Send a good big home-made cake to your soldier at the front or in camp.

Originally published in the Sunday Times (Sydney), on Sunday 30 September 1917


  • One pound (454gms) of flour
  • 6oz (170gms) of crushed lump sugar
  • 2oz (57gms) of peel, well chopped
  • 1/2 gill (118mls) of boiling milk
  • 8oz (227gms) of butter
  • 1/4lb (113gms) of stoned raisins, cleaned and dried
  • 3/4lb (340gms) of currants, cleaned and dried
  • 3 eggs, thoroughly beaten
  • 1 teaspoonful of carbonate of soda


  1. Rub the butter well into the flour, add the sugar, fruit, peel, the eggs, and stir well.
  2. Dissolve the soda in the milk, add to the mixture, and beat all thoroughly. 
  3. Put into a cake-tin lined with buttered paper, and place a sheet of buttered paper over the top. 
  4. Put at once into a hot oven, and as soon as cake rises keep the oven at a steady, moderate heat (ie. range of 180–190°C).
  5. When the cake is cooked, turn out on to a wire sieve and do not pack it or put it away until it is absolutely cold right through. 

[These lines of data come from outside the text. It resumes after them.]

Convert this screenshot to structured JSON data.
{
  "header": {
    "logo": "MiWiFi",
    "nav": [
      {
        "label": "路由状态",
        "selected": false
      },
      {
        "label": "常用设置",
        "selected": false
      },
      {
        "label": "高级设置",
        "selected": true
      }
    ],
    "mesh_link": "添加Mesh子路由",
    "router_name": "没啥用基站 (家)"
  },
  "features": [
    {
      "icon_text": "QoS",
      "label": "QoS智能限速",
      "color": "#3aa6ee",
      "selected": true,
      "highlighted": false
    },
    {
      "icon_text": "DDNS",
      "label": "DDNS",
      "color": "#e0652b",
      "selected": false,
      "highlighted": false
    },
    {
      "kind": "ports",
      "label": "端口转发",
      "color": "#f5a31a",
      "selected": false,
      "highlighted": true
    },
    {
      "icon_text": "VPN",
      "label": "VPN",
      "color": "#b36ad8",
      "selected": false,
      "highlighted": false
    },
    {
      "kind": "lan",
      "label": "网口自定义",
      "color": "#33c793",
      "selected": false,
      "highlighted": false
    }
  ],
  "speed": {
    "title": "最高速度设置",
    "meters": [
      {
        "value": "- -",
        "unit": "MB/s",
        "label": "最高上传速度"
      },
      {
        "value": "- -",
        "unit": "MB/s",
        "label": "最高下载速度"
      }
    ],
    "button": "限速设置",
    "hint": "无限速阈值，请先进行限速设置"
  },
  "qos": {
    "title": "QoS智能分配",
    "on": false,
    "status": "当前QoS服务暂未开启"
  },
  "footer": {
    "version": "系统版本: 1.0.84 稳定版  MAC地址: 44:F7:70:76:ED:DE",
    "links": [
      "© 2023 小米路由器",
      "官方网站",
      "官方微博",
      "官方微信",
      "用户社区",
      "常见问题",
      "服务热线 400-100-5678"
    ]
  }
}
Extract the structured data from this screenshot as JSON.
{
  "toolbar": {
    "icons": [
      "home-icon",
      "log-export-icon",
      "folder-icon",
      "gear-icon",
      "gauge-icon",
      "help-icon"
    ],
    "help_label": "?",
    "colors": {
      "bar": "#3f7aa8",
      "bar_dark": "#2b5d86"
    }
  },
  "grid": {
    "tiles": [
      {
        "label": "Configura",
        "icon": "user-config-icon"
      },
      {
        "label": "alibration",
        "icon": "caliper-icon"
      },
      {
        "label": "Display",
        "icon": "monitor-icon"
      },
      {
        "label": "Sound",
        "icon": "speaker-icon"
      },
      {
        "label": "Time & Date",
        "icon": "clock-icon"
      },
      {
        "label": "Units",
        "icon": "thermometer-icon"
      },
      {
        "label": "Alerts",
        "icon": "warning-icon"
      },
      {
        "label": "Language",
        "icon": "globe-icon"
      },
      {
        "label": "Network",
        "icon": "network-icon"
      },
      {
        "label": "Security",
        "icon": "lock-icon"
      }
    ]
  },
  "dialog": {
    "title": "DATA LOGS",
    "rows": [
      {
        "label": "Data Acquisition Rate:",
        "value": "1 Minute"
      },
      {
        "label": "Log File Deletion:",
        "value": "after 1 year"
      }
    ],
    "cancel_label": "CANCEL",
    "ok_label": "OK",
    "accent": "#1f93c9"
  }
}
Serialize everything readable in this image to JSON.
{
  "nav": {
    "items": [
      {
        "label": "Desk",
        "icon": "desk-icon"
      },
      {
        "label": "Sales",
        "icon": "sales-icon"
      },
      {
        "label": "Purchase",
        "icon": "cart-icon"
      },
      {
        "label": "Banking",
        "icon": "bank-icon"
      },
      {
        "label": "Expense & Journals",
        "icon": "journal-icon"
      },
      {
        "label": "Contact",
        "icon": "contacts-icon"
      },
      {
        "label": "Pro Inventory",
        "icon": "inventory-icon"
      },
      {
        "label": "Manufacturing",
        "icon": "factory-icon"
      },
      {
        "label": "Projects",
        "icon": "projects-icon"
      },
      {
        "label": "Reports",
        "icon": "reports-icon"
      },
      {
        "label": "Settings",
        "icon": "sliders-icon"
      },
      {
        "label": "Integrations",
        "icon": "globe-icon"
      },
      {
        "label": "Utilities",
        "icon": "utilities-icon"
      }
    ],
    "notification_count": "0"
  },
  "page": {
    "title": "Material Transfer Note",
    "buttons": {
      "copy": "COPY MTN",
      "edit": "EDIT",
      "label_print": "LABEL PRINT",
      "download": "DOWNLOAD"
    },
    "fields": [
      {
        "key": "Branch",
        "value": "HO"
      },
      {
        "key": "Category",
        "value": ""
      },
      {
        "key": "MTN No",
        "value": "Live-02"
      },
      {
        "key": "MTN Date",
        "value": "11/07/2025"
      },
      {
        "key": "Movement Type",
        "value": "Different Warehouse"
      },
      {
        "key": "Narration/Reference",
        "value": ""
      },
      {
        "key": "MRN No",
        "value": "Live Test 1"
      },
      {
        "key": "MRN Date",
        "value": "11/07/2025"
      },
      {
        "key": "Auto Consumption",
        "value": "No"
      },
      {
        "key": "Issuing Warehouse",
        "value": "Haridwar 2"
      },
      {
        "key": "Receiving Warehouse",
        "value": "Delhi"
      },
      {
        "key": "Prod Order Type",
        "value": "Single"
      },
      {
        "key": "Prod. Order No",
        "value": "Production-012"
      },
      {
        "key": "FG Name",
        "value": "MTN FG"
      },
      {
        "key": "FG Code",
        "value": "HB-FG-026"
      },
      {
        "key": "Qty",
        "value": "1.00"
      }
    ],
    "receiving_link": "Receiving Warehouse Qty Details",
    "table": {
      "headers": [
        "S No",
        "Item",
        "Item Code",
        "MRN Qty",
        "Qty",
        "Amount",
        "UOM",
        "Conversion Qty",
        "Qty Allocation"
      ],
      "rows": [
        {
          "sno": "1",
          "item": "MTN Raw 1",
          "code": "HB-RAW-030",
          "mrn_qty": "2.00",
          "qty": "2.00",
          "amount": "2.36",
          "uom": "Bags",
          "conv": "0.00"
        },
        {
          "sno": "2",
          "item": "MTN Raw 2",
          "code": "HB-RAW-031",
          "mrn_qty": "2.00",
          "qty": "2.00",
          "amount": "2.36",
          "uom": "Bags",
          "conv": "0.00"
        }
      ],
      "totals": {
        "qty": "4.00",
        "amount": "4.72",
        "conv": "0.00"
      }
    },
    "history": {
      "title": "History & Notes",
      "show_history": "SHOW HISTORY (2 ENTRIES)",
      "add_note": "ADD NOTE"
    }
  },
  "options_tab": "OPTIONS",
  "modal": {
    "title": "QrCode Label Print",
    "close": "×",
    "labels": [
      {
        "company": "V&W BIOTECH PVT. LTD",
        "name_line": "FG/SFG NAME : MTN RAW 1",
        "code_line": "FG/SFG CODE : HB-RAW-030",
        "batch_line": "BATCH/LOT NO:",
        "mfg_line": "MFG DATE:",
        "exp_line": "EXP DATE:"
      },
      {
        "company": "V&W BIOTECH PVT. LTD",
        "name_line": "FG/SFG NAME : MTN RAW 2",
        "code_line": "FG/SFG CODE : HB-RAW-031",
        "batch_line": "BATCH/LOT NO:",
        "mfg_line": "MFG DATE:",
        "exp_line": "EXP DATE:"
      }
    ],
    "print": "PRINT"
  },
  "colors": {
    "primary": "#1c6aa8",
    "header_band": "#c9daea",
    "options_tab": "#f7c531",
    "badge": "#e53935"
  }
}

When sending your cake to the front; you may be quite sure that it will keep perfectly fresh if you pack it in greaseproof paper in an airtight tin. Before using the tin make sure that it is dry and free from stale crumbs. Scald the tin out first, wipe it out well, and let it air thoroughly before use.

Source: Housewife’s Column (1917, September 30). Sunday Times (Sydney, NSW : 1895 – 1930), p. 18.